|Takahashi, Kenichi - NAT FOOD RES INST, JAPAN|
|Soto, Nahoto - NAT FOOD RES INST, JAPAN|
Submitted to: Journal of Stored Products Research
Publication Type: Peer Reviewed Journal
Publication Acceptance Date: March 27, 2002
Publication Date: June 15, 2003
Citation: ARTHUR, F.H., TAKAHASHI, K., SOTO, N., HOERNEMANN, C.K. POTENTIAL FOR AUTUMN AERATION OF STORED ROUGH RICE AND THE POTENTIAL NUMBER OF GENERATIONS OF SITOPHILUS ZEAMAIS MOTSCHULSKY IN MILLED RICE IN JAPAN. JOURNAL OF STORED PRODUCTS RESEARCH 39: 471-487. 2003. Interpretive Summary: In Japan rice is stored as rough rice in bins and silos or as bagged milled rice in cold storage. During summer milled rice can be removed from storage and stored at ambient conditions, where it is vulnerable to insect pests. Aeration with low-volume ambient air is not part of most programs in Japan for managing insects in stored rough rice, and background information and data are needed to determine if this strategy would be appropriate for Japan. We used historical weather data to classify the country of Japan into different regions, and showed that weather conditions would allow the use of aeration throughout much of the country to cool rough rice stored in the fall. In addition, several generations of insects could be completed during the summer if milled rice is removed from cold storage and becomes infested at ambient conditions. These simulation studies show how historical weather data can be used to develop risk management models for stored rough rice and for bagged milled rice in Japan.

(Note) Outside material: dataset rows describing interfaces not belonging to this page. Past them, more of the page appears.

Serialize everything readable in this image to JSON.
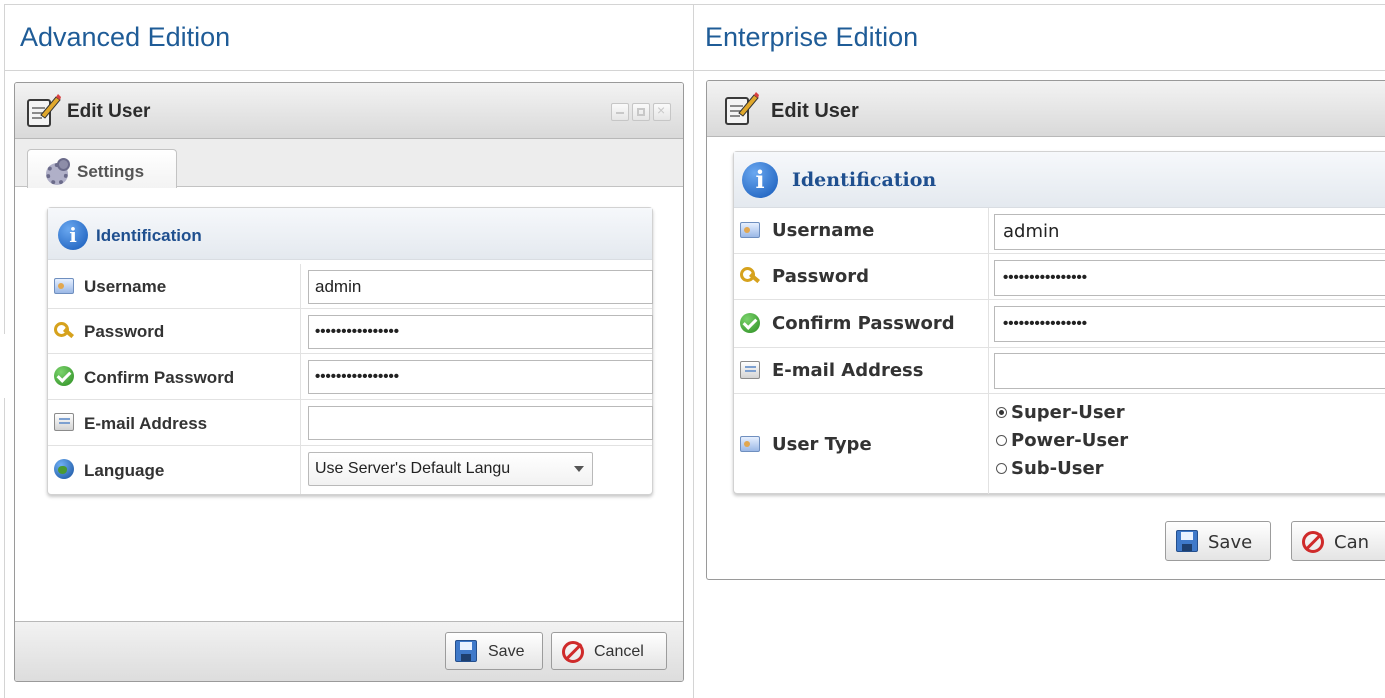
{
  "columns": {
    "left_title": "Advanced Edition",
    "right_title": "Enterprise Edition"
  },
  "advanced": {
    "window_title": "Edit User",
    "tab_settings": "Settings",
    "section_title": "Identification",
    "fields": {
      "username_label": "Username",
      "username_value": "admin",
      "password_label": "Password",
      "password_value": "••••••••••••••••",
      "confirm_label": "Confirm Password",
      "confirm_value": "••••••••••••••••",
      "email_label": "E-mail Address",
      "email_value": "",
      "language_label": "Language",
      "language_value": "Use Server's Default Langu"
    },
    "buttons": {
      "save": "Save",
      "cancel": "Cancel"
    }
  },
  "enterprise": {
    "window_title": "Edit User",
    "section_title": "Identification",
    "fields": {
      "username_label": "Username",
      "username_value": "admin",
      "password_label": "Password",
      "password_value": "••••••••••••••••",
      "confirm_label": "Confirm Password",
      "confirm_value": "••••••••••••••••",
      "email_label": "E-mail Address",
      "email_value": "",
      "user_type_label": "User Type",
      "user_type_options": [
        "Super-User",
        "Power-User",
        "Sub-User"
      ],
      "user_type_selected": "Super-User"
    },
    "buttons": {
      "save": "Save",
      "cancel": "Can"
    }
  },
  "icons": {
    "window": "edit-user-icon",
    "settings_tab": "gear-icon",
    "section": "info-icon",
    "username": "id-card-icon",
    "password": "key-icon",
    "confirm": "check-icon",
    "email": "mail-icon",
    "language": "globe-icon",
    "save": "floppy-disk-icon",
    "cancel": "no-entry-icon"
  }
}
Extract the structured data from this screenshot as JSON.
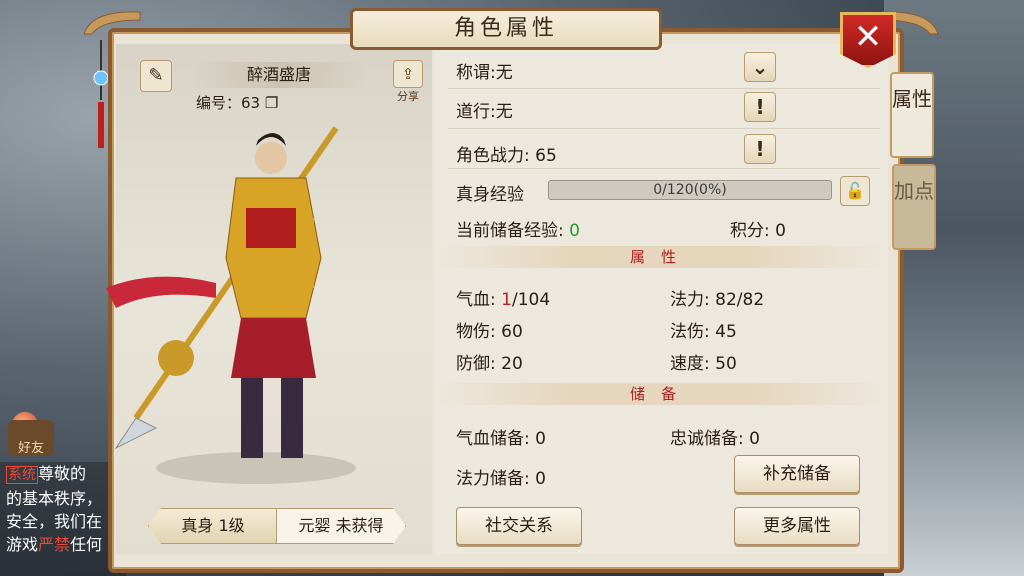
{
  "window": {
    "title": "角色属性"
  },
  "side_tabs": [
    {
      "label": "属性"
    },
    {
      "label": "加点"
    }
  ],
  "character": {
    "name": "醉酒盛唐",
    "id_label": "编号：",
    "id_value": "63",
    "share_label": "分享"
  },
  "level_tabs": [
    {
      "label": "真身 1级"
    },
    {
      "label": "元婴 未获得"
    }
  ],
  "info": {
    "title_label": "称谓:",
    "title_value": "无",
    "daoxing_label": "道行:",
    "daoxing_value": "无",
    "power_label": "角色战力:",
    "power_value": "65",
    "exp_label": "真身经验",
    "exp_text": "0/120(0%)",
    "exp_progress": 0,
    "stored_exp_label": "当前储备经验:",
    "stored_exp_value": "0",
    "points_label": "积分:",
    "points_value": "0"
  },
  "attributes": {
    "header": "属性",
    "hp_label": "气血:",
    "hp_current": "1",
    "hp_max": "/104",
    "mp_label": "法力:",
    "mp_value": "82/82",
    "phys_label": "物伤:",
    "phys_value": "60",
    "magic_label": "法伤:",
    "magic_value": "45",
    "def_label": "防御:",
    "def_value": "20",
    "speed_label": "速度:",
    "speed_value": "50"
  },
  "reserve": {
    "header": "储备",
    "hp_reserve_label": "气血储备:",
    "hp_reserve_value": "0",
    "loyalty_label": "忠诚储备:",
    "loyalty_value": "0",
    "mp_reserve_label": "法力储备:",
    "mp_reserve_value": "0",
    "refill_button": "补充储备"
  },
  "buttons": {
    "social": "社交关系",
    "more": "更多属性"
  },
  "chat": {
    "tag": "系统",
    "line1": "尊敬的",
    "line2": "的基本秩序，",
    "line3": "安全，我们在",
    "line4a": "游戏",
    "line4b": "严禁",
    "line4c": "任何"
  },
  "friend_button": "好友",
  "colors": {
    "accent_red": "#c02020",
    "frame_brown": "#8a5a33",
    "value_green": "#2a9a2a"
  }
}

Technical Abstract: Historical weather data from 84 sites in Japan were used to estimate the number of hours at or below 15 degrees C. from 1 September to 31 October, in order to evaluate the potential for using aeration at a threshold level of 15 degrees C. to cool rough rice stored during autumn. Data from the temperature analysis were used to arbitrarily divide Japan into 10 climatic zones, one site was chosen to represent each zone, and an estimated date of storage was assigned to each site. At an airflow rate of 0.0013 m3/s/m3, the time required to cool a storage silo containing rough rice to 15 degrees C. ranged from 85 days in southern Japan to 5 days in northern Japan. Historical weather data for the same sites were also used to estimate the average number of hours below 15 degrees C. from 1 May to 30 October, so as to evaluate the potential of Sitophilus oryzae (L.), the rice weevil and Sitophilus zeamais (Motschulsky), the maize weevil to infest bagged milled rice at ambient or uncontrolled temperatures. At each station, there is a decrease in the number of days required to complete a generation, and a corresponding increase in the predicted number of generations as relative humidity increased. In addition, with each successive increase in relative humidity, the predicted number of generations generally increased with the northward progression of the temperature zones.